There are certain skills that many state directors have in order to accomplish their responsibilities. By taking a look through resumes, we were able to narrow down the most common skills for a person in this position. We discovered that a lot of resumes listed management skills, problem-solving skills and communication skills.
When it comes to the most important skills required to be a state director, we found that a lot of resumes listed 6.5% of state directors included oversight, while 6.2% of resumes included public policy, and 6.1% of resumes included government officials. Hard skills like these are helpful to have when it comes to performing essential job responsibilities.
When it comes to searching for a job, many search for a key term or phrase. Instead, it might be more helpful to search by industry, as you might be missing jobs that you never thought about in industries that you didn't even think offered positions related to the state director job title. But what industry to start with? Most state directors actually find jobs in the non profits and health care industries.
If you're interested in becoming a state director, one of the first things to consider is how much education you need. We've determined that 47.1% of state directors have a bachelor's degree. In terms of higher education levels, we found that 33.1% of state directors have master's degrees. Even though most state directors have a college degree, it's possible to become one with only a high school degree or GED.
Choosing the right major is always an important step when researching how to become a state director.
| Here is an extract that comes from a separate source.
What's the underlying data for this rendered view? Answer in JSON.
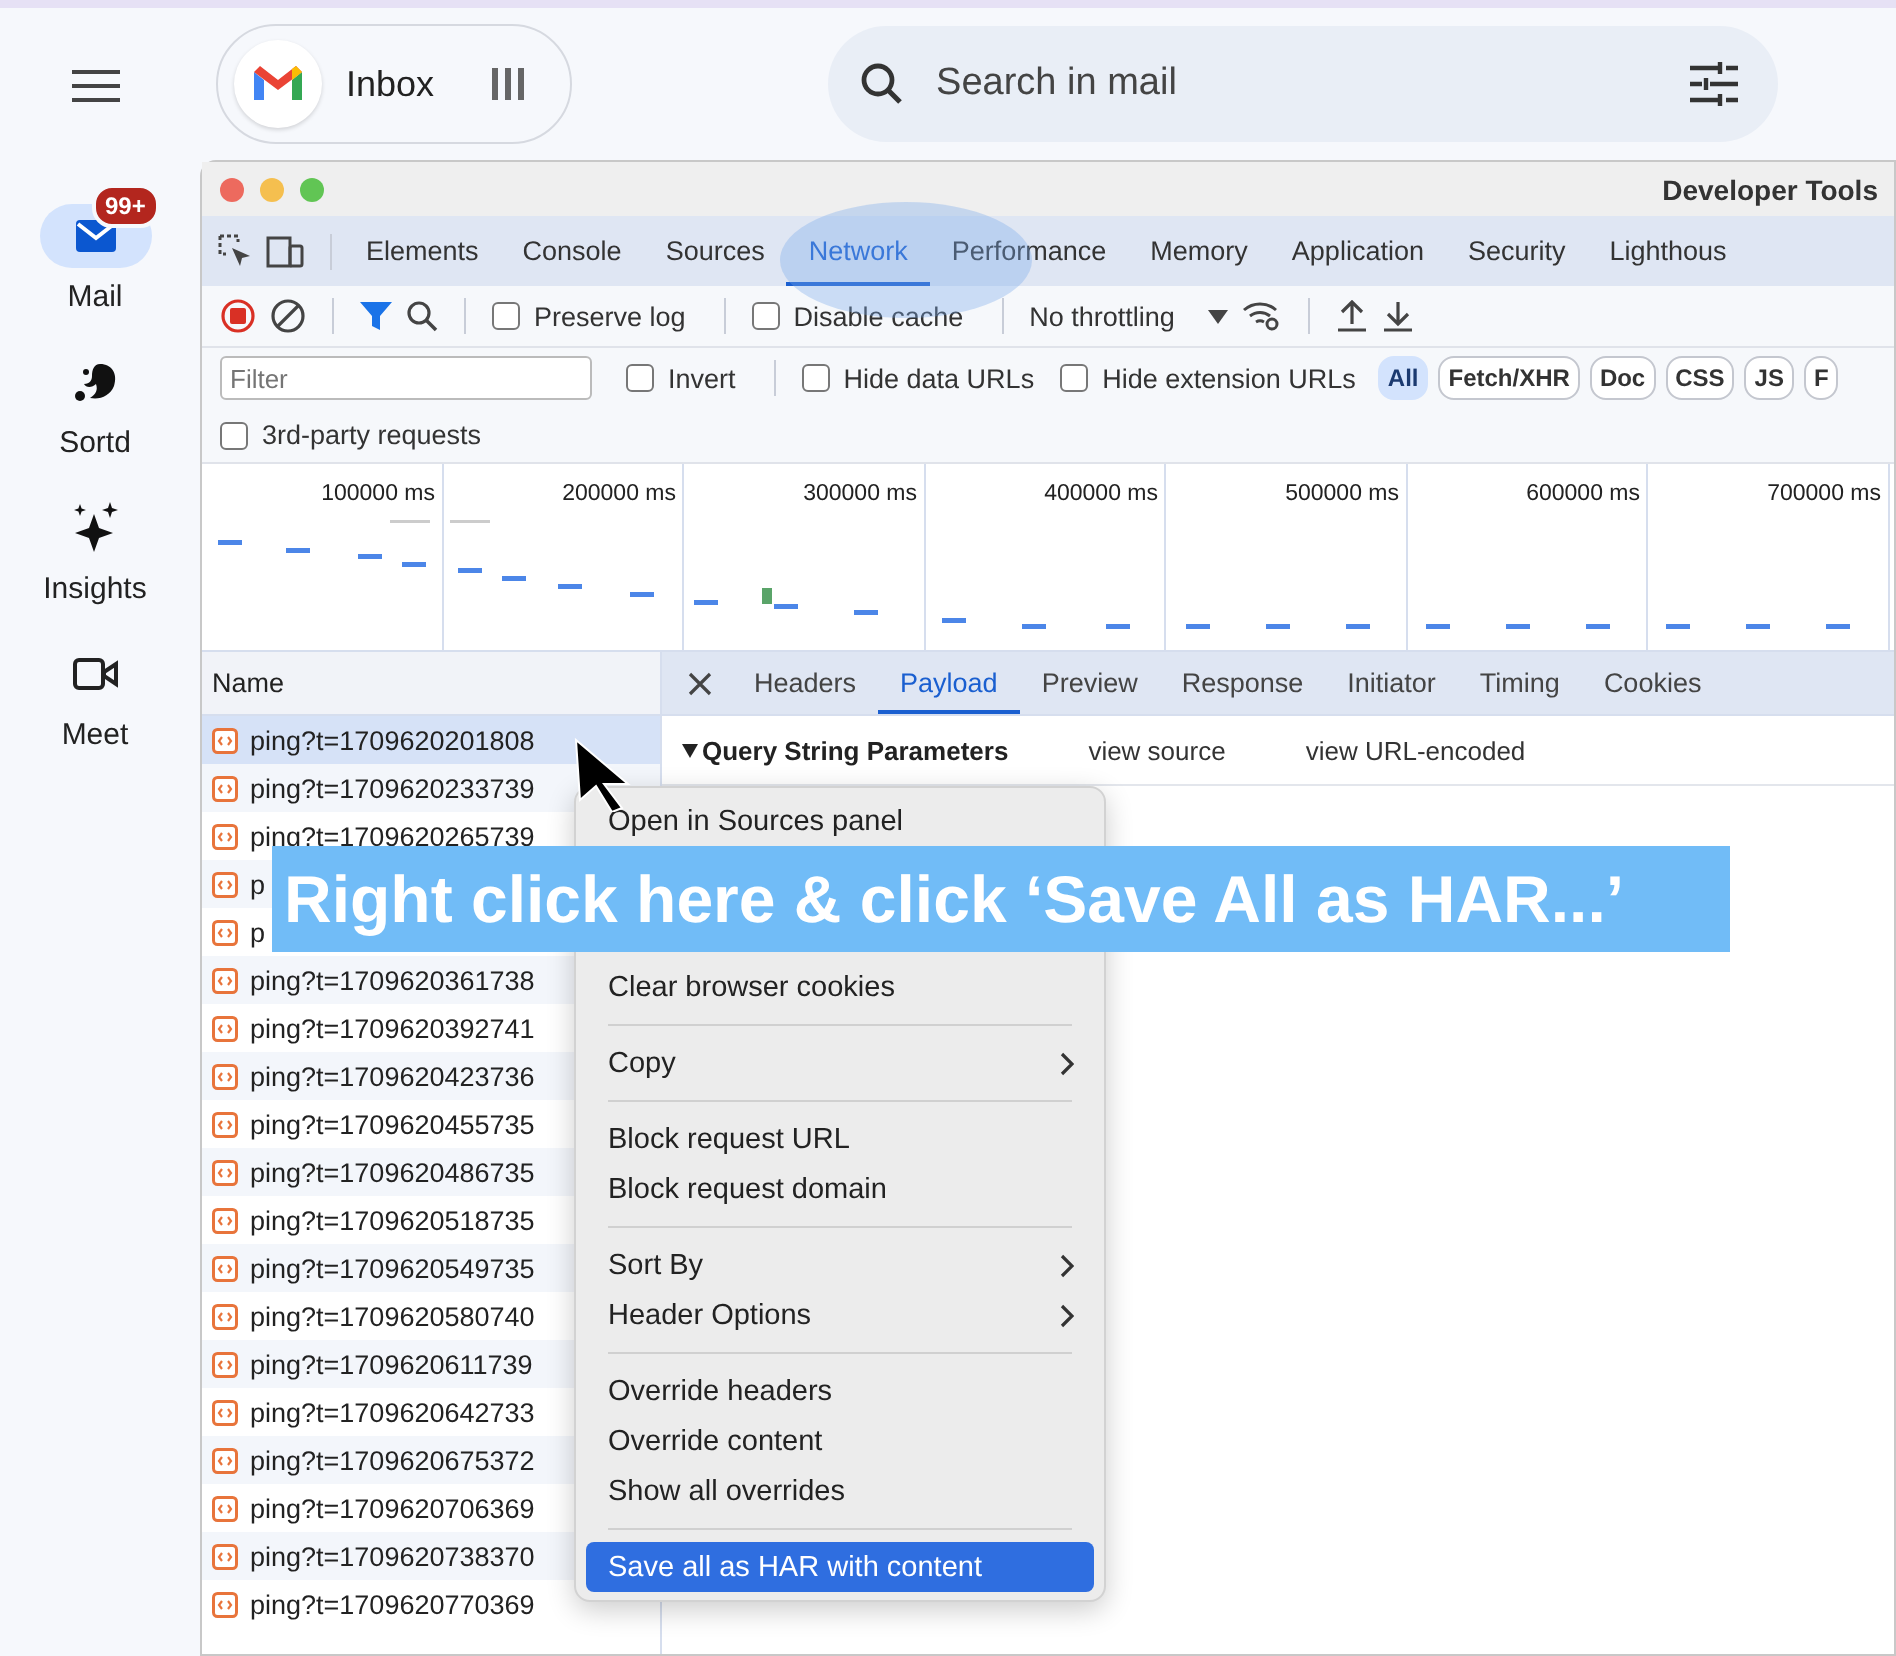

When we researched the most common majors for a state director, we found that they most commonly earn bachelor's degree degrees or master's degree degrees. Other degrees that we often see on state director resumes include doctoral degree degrees or associate degree degrees.
You may find that experience in other jobs will help you become a state director. In fact, many state director jobs require experience in a role such as executive director. Meanwhile, many state directors also have previous career experience in roles such as director or field director.